--- Data records Enclosed Below ---

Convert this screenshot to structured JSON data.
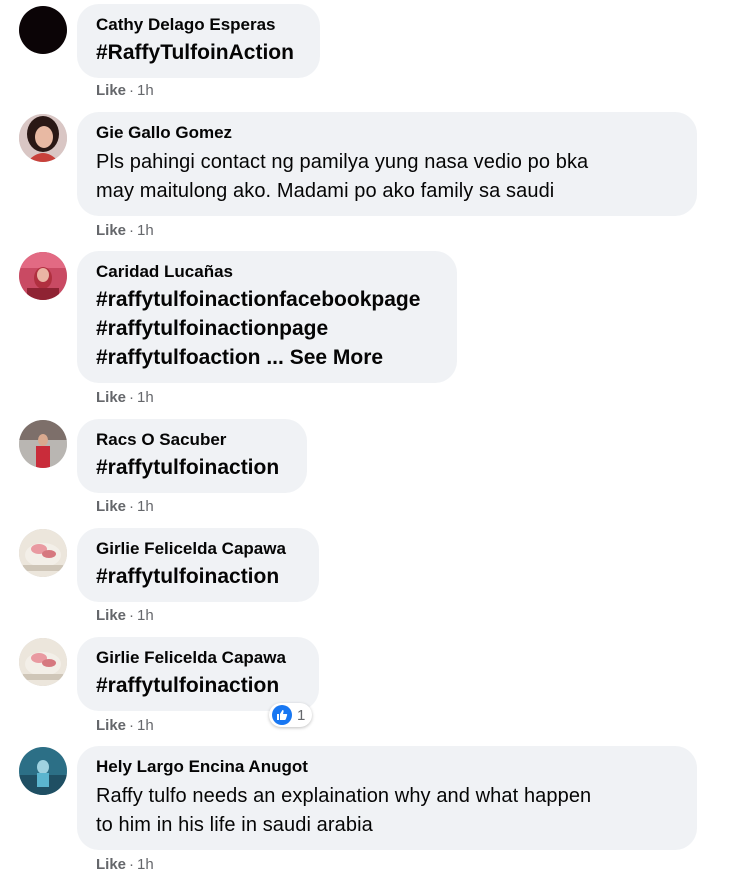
{
  "colors": {
    "bubble": "#f0f2f5",
    "meta_text": "#65676b",
    "like_blue": "#1877f2"
  },
  "comments": [
    {
      "author": "Cathy Delago Esperas",
      "lines": [
        "#RaffyTulfoinAction"
      ],
      "like_label": "Like",
      "time": "1h",
      "avatar_icon": "black-circle-avatar"
    },
    {
      "author": "Gie Gallo Gomez",
      "lines": [
        "Pls pahingi contact ng pamilya yung nasa vedio po bka",
        "may maitulong ako. Madami po ako family sa saudi"
      ],
      "like_label": "Like",
      "time": "1h",
      "avatar_icon": "woman-portrait-avatar"
    },
    {
      "author": "Caridad Lucañas",
      "lines": [
        "#raffytulfoinactionfacebookpage",
        "#raffytulfoinactionpage",
        "#raffytulfoaction ..."
      ],
      "see_more": "See More",
      "like_label": "Like",
      "time": "1h",
      "avatar_icon": "pink-portrait-avatar"
    },
    {
      "author": "Racs O Sacuber",
      "lines": [
        "#raffytulfoinaction"
      ],
      "like_label": "Like",
      "time": "1h",
      "avatar_icon": "person-photo-avatar"
    },
    {
      "author": "Girlie Felicelda Capawa",
      "lines": [
        "#raffytulfoinaction"
      ],
      "like_label": "Like",
      "time": "1h",
      "avatar_icon": "cake-photo-avatar"
    },
    {
      "author": "Girlie Felicelda Capawa",
      "lines": [
        "#raffytulfoinaction"
      ],
      "like_label": "Like",
      "time": "1h",
      "avatar_icon": "cake-photo-avatar",
      "reaction_count": "1",
      "reaction_icon": "thumbs-up-icon"
    },
    {
      "author": "Hely Largo Encina Anugot",
      "lines": [
        "Raffy tulfo needs an explaination why and what happen",
        "to him in his life in saudi arabia"
      ],
      "like_label": "Like",
      "time": "1h",
      "avatar_icon": "blue-scene-avatar"
    }
  ]
}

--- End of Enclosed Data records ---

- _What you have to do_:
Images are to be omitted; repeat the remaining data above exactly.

- _Answer space_:
Convert this screenshot to structured JSON data.
{
  "colors": {
    "bubble": "#f0f2f5",
    "meta_text": "#65676b",
    "like_blue": "#1877f2"
  },
  "comments": [
    {
      "author": "Cathy Delago Esperas",
      "lines": [
        "#RaffyTulfoinAction"
      ],
      "like_label": "Like",
      "time": "1h",
      "avatar_icon": "black-circle-avatar"
    },
    {
      "author": "Gie Gallo Gomez",
      "lines": [
        "Pls pahingi contact ng pamilya yung nasa vedio po bka",
        "may maitulong ako. Madami po ako family sa saudi"
      ],
      "like_label": "Like",
      "time": "1h",
      "avatar_icon": "woman-portrait-avatar"
    },
    {
      "author": "Caridad Lucañas",
      "lines": [
        "#raffytulfoinactionfacebookpage",
        "#raffytulfoinactionpage",
        "#raffytulfoaction ..."
      ],
      "see_more": "See More",
      "like_label": "Like",
      "time": "1h",
      "avatar_icon": "pink-portrait-avatar"
    },
    {
      "author": "Racs O Sacuber",
      "lines": [
        "#raffytulfoinaction"
      ],
      "like_label": "Like",
      "time": "1h",
      "avatar_icon": "person-photo-avatar"
    },
    {
      "author": "Girlie Felicelda Capawa",
      "lines": [
        "#raffytulfoinaction"
      ],
      "like_label": "Like",
      "time": "1h",
      "avatar_icon": "cake-photo-avatar"
    },
    {
      "author": "Girlie Felicelda Capawa",
      "lines": [
        "#raffytulfoinaction"
      ],
      "like_label": "Like",
      "time": "1h",
      "avatar_icon": "cake-photo-avatar",
      "reaction_count": "1",
      "reaction_icon": "thumbs-up-icon"
    },
    {
      "author": "Hely Largo Encina Anugot",
      "lines": [
        "Raffy tulfo needs an explaination why and what happen",
        "to him in his life in saudi arabia"
      ],
      "like_label": "Like",
      "time": "1h",
      "avatar_icon": "blue-scene-avatar"
    }
  ]
}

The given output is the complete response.